#### TASK MATERIAL

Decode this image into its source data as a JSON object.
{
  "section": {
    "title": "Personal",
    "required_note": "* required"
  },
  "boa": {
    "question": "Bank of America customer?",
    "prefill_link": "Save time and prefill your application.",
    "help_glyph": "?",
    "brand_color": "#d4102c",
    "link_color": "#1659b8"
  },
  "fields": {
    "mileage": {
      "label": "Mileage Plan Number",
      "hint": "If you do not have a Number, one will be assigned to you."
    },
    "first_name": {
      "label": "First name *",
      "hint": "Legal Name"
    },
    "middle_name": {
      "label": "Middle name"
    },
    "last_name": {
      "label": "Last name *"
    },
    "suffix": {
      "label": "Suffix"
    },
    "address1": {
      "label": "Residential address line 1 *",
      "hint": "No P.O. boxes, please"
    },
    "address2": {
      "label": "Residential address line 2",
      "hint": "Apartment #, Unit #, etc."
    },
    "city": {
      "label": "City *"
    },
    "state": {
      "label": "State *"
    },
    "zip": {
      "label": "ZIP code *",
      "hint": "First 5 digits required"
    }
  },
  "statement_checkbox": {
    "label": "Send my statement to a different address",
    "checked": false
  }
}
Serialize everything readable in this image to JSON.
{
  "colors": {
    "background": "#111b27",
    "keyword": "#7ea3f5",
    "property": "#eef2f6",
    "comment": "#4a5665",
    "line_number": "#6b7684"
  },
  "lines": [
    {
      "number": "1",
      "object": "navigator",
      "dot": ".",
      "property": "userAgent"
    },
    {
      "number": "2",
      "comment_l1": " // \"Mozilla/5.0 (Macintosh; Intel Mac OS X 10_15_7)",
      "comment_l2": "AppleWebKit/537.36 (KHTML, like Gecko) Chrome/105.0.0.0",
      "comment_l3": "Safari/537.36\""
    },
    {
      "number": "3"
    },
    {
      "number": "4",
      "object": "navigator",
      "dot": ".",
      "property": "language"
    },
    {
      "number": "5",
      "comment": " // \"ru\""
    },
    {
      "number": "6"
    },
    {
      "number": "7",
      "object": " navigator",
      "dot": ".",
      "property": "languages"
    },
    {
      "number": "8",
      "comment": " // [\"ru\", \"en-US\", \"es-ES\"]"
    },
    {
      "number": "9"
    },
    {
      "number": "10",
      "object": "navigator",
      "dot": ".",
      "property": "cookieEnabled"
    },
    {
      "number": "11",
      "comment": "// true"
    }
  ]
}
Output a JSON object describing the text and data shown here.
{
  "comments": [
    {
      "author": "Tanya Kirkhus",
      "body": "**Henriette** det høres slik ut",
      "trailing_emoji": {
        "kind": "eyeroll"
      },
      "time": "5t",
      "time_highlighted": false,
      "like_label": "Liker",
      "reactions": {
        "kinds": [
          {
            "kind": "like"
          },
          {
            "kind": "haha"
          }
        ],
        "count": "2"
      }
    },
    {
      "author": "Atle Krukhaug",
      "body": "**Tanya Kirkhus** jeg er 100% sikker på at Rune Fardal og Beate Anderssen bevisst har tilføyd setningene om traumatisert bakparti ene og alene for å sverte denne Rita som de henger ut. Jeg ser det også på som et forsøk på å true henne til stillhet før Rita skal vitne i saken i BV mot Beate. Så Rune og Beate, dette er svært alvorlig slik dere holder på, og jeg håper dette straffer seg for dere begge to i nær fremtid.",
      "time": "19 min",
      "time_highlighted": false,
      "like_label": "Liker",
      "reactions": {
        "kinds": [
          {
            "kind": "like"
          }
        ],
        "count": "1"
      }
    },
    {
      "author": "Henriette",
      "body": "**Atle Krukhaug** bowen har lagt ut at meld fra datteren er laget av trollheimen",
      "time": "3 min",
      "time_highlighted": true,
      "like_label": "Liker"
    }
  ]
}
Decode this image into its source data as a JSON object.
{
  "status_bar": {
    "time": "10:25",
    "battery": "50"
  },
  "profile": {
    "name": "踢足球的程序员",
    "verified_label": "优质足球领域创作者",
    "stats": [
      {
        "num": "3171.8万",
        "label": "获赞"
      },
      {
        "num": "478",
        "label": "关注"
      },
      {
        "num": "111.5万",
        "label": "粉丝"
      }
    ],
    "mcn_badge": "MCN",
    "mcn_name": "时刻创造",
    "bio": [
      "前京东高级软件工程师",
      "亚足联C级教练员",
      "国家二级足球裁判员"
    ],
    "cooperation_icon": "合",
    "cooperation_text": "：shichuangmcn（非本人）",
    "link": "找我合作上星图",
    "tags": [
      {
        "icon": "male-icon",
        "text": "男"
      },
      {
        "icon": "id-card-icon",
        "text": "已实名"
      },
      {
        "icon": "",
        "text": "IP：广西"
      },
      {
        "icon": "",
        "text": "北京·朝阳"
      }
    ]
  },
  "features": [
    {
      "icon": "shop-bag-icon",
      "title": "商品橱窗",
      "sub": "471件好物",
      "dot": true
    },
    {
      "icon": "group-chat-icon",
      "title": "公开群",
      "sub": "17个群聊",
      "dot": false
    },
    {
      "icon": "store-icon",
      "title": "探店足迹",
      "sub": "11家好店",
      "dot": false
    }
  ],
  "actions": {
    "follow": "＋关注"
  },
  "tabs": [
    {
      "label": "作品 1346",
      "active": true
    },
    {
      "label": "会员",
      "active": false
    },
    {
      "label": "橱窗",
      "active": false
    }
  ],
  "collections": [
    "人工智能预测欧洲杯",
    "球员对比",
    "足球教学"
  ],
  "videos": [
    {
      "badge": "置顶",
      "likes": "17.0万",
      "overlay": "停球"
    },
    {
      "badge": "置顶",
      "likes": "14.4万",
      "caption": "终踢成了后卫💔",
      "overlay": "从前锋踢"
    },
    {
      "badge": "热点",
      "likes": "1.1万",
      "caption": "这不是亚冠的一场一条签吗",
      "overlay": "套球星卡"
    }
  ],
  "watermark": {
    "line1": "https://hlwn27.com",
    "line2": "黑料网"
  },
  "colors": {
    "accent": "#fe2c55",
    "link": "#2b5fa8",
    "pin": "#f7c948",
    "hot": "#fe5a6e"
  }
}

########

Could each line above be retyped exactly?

Decode this image into its source data as a JSON object.
{
  "section": {
    "title": "Personal",
    "required_note": "* required"
  },
  "boa": {
    "question": "Bank of America customer?",
    "prefill_link": "Save time and prefill your application.",
    "help_glyph": "?",
    "brand_color": "#d4102c",
    "link_color": "#1659b8"
  },
  "fields": {
    "mileage": {
      "label": "Mileage Plan Number",
      "hint": "If you do not have a Number, one will be assigned to you."
    },
    "first_name": {
      "label": "First name *",
      "hint": "Legal Name"
    },
    "middle_name": {
      "label": "Middle name"
    },
    "last_name": {
      "label": "Last name *"
    },
    "suffix": {
      "label": "Suffix"
    },
    "address1": {
      "label": "Residential address line 1 *",
      "hint": "No P.O. boxes, please"
    },
    "address2": {
      "label": "Residential address line 2",
      "hint": "Apartment #, Unit #, etc."
    },
    "city": {
      "label": "City *"
    },
    "state": {
      "label": "State *"
    },
    "zip": {
      "label": "ZIP code *",
      "hint": "First 5 digits required"
    }
  },
  "statement_checkbox": {
    "label": "Send my statement to a different address",
    "checked": false
  }
}
Serialize everything readable in this image to JSON.
{
  "colors": {
    "background": "#111b27",
    "keyword": "#7ea3f5",
    "property": "#eef2f6",
    "comment": "#4a5665",
    "line_number": "#6b7684"
  },
  "lines": [
    {
      "number": "1",
      "object": "navigator",
      "dot": ".",
      "property": "userAgent"
    },
    {
      "number": "2",
      "comment_l1": " // \"Mozilla/5.0 (Macintosh; Intel Mac OS X 10_15_7)",
      "comment_l2": "AppleWebKit/537.36 (KHTML, like Gecko) Chrome/105.0.0.0",
      "comment_l3": "Safari/537.36\""
    },
    {
      "number": "3"
    },
    {
      "number": "4",
      "object": "navigator",
      "dot": ".",
      "property": "language"
    },
    {
      "number": "5",
      "comment": " // \"ru\""
    },
    {
      "number": "6"
    },
    {
      "number": "7",
      "object": " navigator",
      "dot": ".",
      "property": "languages"
    },
    {
      "number": "8",
      "comment": " // [\"ru\", \"en-US\", \"es-ES\"]"
    },
    {
      "number": "9"
    },
    {
      "number": "10",
      "object": "navigator",
      "dot": ".",
      "property": "cookieEnabled"
    },
    {
      "number": "11",
      "comment": "// true"
    }
  ]
}
Output a JSON object describing the text and data shown here.
{
  "comments": [
    {
      "author": "Tanya Kirkhus",
      "body": "**Henriette** det høres slik ut",
      "trailing_emoji": {
        "kind": "eyeroll"
      },
      "time": "5t",
      "time_highlighted": false,
      "like_label": "Liker",
      "reactions": {
        "kinds": [
          {
            "kind": "like"
          },
          {
            "kind": "haha"
          }
        ],
        "count": "2"
      }
    },
    {
      "author": "Atle Krukhaug",
      "body": "**Tanya Kirkhus** jeg er 100% sikker på at Rune Fardal og Beate Anderssen bevisst har tilføyd setningene om traumatisert bakparti ene og alene for å sverte denne Rita som de henger ut. Jeg ser det også på som et forsøk på å true henne til stillhet før Rita skal vitne i saken i BV mot Beate. Så Rune og Beate, dette er svært alvorlig slik dere holder på, og jeg håper dette straffer seg for dere begge to i nær fremtid.",
      "time": "19 min",
      "time_highlighted": false,
      "like_label": "Liker",
      "reactions": {
        "kinds": [
          {
            "kind": "like"
          }
        ],
        "count": "1"
      }
    },
    {
      "author": "Henriette",
      "body": "**Atle Krukhaug** bowen har lagt ut at meld fra datteren er laget av trollheimen",
      "time": "3 min",
      "time_highlighted": true,
      "like_label": "Liker"
    }
  ]
}
Decode this image into its source data as a JSON object.
{
  "status_bar": {
    "time": "10:25",
    "battery": "50"
  },
  "profile": {
    "name": "踢足球的程序员",
    "verified_label": "优质足球领域创作者",
    "stats": [
      {
        "num": "3171.8万",
        "label": "获赞"
      },
      {
        "num": "478",
        "label": "关注"
      },
      {
        "num": "111.5万",
        "label": "粉丝"
      }
    ],
    "mcn_badge": "MCN",
    "mcn_name": "时刻创造",
    "bio": [
      "前京东高级软件工程师",
      "亚足联C级教练员",
      "国家二级足球裁判员"
    ],
    "cooperation_icon": "合",
    "cooperation_text": "：shichuangmcn（非本人）",
    "link": "找我合作上星图",
    "tags": [
      {
        "icon": "male-icon",
        "text": "男"
      },
      {
        "icon": "id-card-icon",
        "text": "已实名"
      },
      {
        "icon": "",
        "text": "IP：广西"
      },
      {
        "icon": "",
        "text": "北京·朝阳"
      }
    ]
  },
  "features": [
    {
      "icon": "shop-bag-icon",
      "title": "商品橱窗",
      "sub": "471件好物",
      "dot": true
    },
    {
      "icon": "group-chat-icon",
      "title": "公开群",
      "sub": "17个群聊",
      "dot": false
    },
    {
      "icon": "store-icon",
      "title": "探店足迹",
      "sub": "11家好店",
      "dot": false
    }
  ],
  "actions": {
    "follow": "＋关注"
  },
  "tabs": [
    {
      "label": "作品 1346",
      "active": true
    },
    {
      "label": "会员",
      "active": false
    },
    {
      "label": "橱窗",
      "active": false
    }
  ],
  "collections": [
    "人工智能预测欧洲杯",
    "球员对比",
    "足球教学"
  ],
  "videos": [
    {
      "badge": "置顶",
      "likes": "17.0万",
      "overlay": "停球"
    },
    {
      "badge": "置顶",
      "likes": "14.4万",
      "caption": "终踢成了后卫💔",
      "overlay": "从前锋踢"
    },
    {
      "badge": "热点",
      "likes": "1.1万",
      "caption": "这不是亚冠的一场一条签吗",
      "overlay": "套球星卡"
    }
  ],
  "watermark": {
    "line1": "https://hlwn27.com",
    "line2": "黑料网"
  },
  "colors": {
    "accent": "#fe2c55",
    "link": "#2b5fa8",
    "pin": "#f7c948",
    "hot": "#fe5a6e"
  }
}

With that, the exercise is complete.